Of course, being dumped by Carl was something that didn’t just affect me, it was also going to have repercussions amongst our circle of friends. Everyone has a circle of friends don’t they? You meet someone and become friendly with them, and over time you get to know the other people they hang about with – their partner, their mates, and their house-mate. Sometimes you become friendly with them and they become more than just friends-of-friends and become mates in their own right. Carl and I have known each other for more than twenty years from the day we first met at school. We had school friends in common. I knew some of his friends from university, and some of his friends from his life in London. Many of these I would be able to drop without a second thought (especially that guy I have met about once, but he somehow wangled his way into our Fantasy Football League and proceeded to win it every year). But others…. Others are a part of the fabric of my life, and I can’t let them go so easily. Some of them I have known for nearly as long as I have known Carl. We went to the same schools. We hung out together. They are my mates, and they are Carl’s mates. I have been dumped and they have not been dumped. How are they supposed to react to this news? When a couple of your acquaintance splits up, although there is often much noble talk about remaining friendly with both halves, in reality this is an extremely difficult trick to carry off, and you always end up choosing. Is this the same scenario? Are our friends going to have to sit down and decide between us? Is this an exercise that they can go through by themselves, or are they able to have some kind of conference to discuss it, to list out the pros and cons.

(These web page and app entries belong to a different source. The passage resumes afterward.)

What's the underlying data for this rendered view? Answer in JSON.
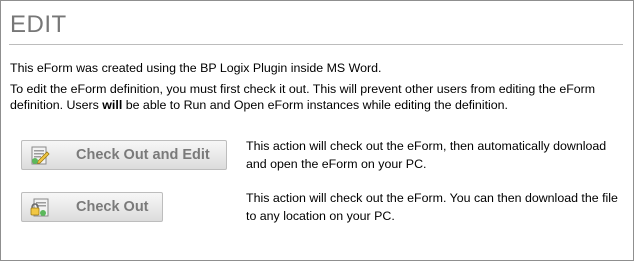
{
  "page": {
    "title": "EDIT",
    "paragraph1": "This eForm was created using the BP Logix Plugin inside MS Word.",
    "paragraph2_before": "To edit the eForm definition, you must first check it out. This will prevent other users from editing the eForm definition. Users ",
    "paragraph2_bold": "will",
    "paragraph2_after": " be able to Run and Open eForm instances while editing the definition."
  },
  "actions": [
    {
      "label": "Check Out and Edit",
      "icon": "document-edit-icon",
      "description": "This action will check out the eForm, then automatically download and open the eForm on your PC."
    },
    {
      "label": "Check Out",
      "icon": "document-lock-icon",
      "description": "This action will check out the eForm. You can then download the file to any location on your PC."
    }
  ],
  "colors": {
    "title": "#777777",
    "button_text": "#7a7a7a",
    "border": "#8f8f8f"
  }
}
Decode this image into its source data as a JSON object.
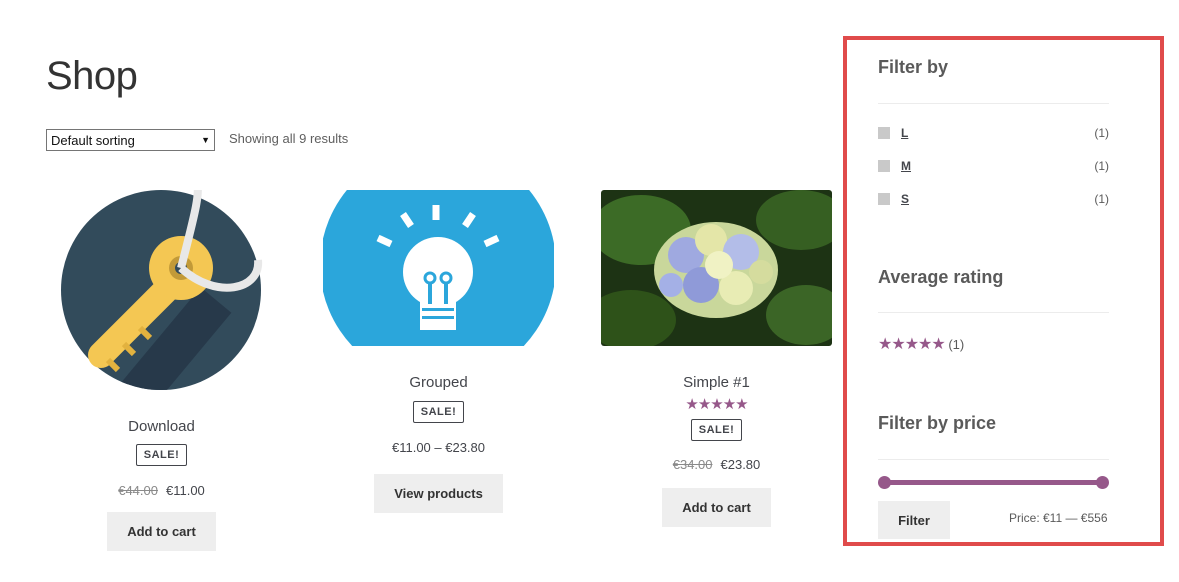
{
  "shop": {
    "title": "Shop",
    "sorting": "Default sorting",
    "result_count": "Showing all 9 results"
  },
  "products": [
    {
      "name": "Download",
      "badge": "SALE!",
      "price_old": "€44.00",
      "price_new": "€11.00",
      "button": "Add to cart",
      "image": "key-icon"
    },
    {
      "name": "Grouped",
      "badge": "SALE!",
      "price_range": "€11.00 – €23.80",
      "button": "View products",
      "image": "lightbulb-icon"
    },
    {
      "name": "Simple #1",
      "rating": 5,
      "stars": "★★★★★",
      "badge": "SALE!",
      "price_old": "€34.00",
      "price_new": "€23.80",
      "button": "Add to cart",
      "image": "hydrangea-photo"
    }
  ],
  "sidebar": {
    "filter_by": {
      "title": "Filter by",
      "options": [
        {
          "label": "L",
          "count": "(1)"
        },
        {
          "label": "M",
          "count": "(1)"
        },
        {
          "label": "S",
          "count": "(1)"
        }
      ]
    },
    "average_rating": {
      "title": "Average rating",
      "stars": "★★★★★",
      "rating": 5,
      "count": "(1)"
    },
    "filter_by_price": {
      "title": "Filter by price",
      "button": "Filter",
      "price_label": "Price: €11 — €556",
      "min": 11,
      "max": 556
    }
  },
  "colors": {
    "accent": "#96588a",
    "highlight_border": "#e04b4b",
    "button_bg": "#eeeeee"
  }
}
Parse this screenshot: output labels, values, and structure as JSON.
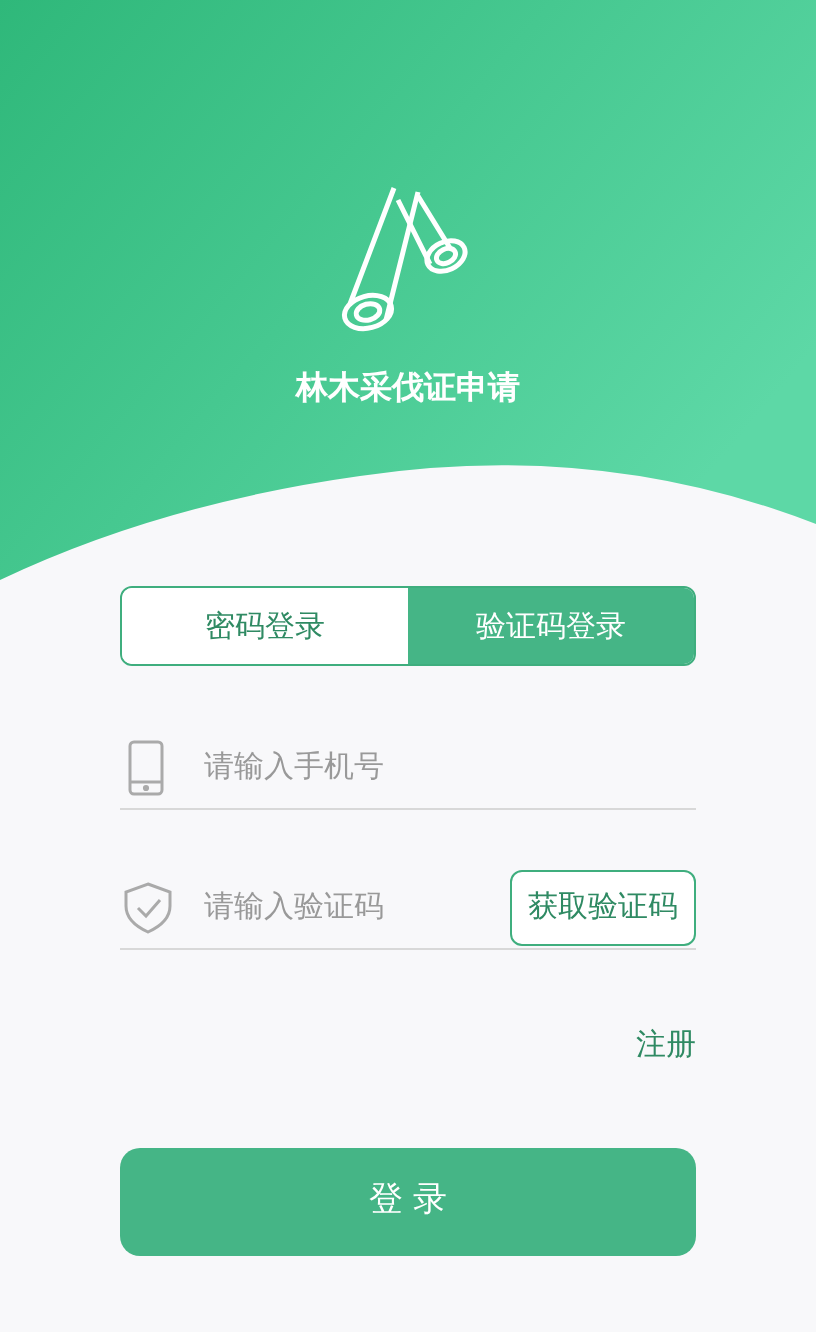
{
  "app": {
    "title": "林木采伐证申请"
  },
  "tabs": [
    {
      "label": "密码登录",
      "selected": false
    },
    {
      "label": "验证码登录",
      "selected": true
    }
  ],
  "phone_field": {
    "placeholder": "请输入手机号"
  },
  "code_field": {
    "placeholder": "请输入验证码"
  },
  "get_code_button": "获取验证码",
  "register_link": "注册",
  "login_button": "登 录"
}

Maybe I should call them. I think I might need to state my case.

---

I'm away next week, but maybe I'll get something written the week after, eh?

3 Comments:

At 2:26 PM, Blogger Alecya Giovanni said...

I love that phone conversation... It gives me a giggle every time.

Ace.

 
At 9:22 PM, Blogger Ka said...

You're like the anti-James Frey: it's ruthlessly autobiographical, yet you're calling it fiction!

I've managed to read up to Chapter 7 in the copy you emailed me, but I'm really crap at reading things on a computer screen. I'm enjoying it very much.

 
At 9:40 PM, Blogger SwissToni said...

well, I'm calling it "fiction" (but I'm glad you're enjoying it!)

I'd caution against reading it as autobiography though. Some is drawn very closely from my own life (as you can see), but as we go through, that becomes less and less reliable!

...but you'll have to wait and see, won't you (unless I've inflicted an emailed copy on you already!)

ST

 

Post a Comment

<< Home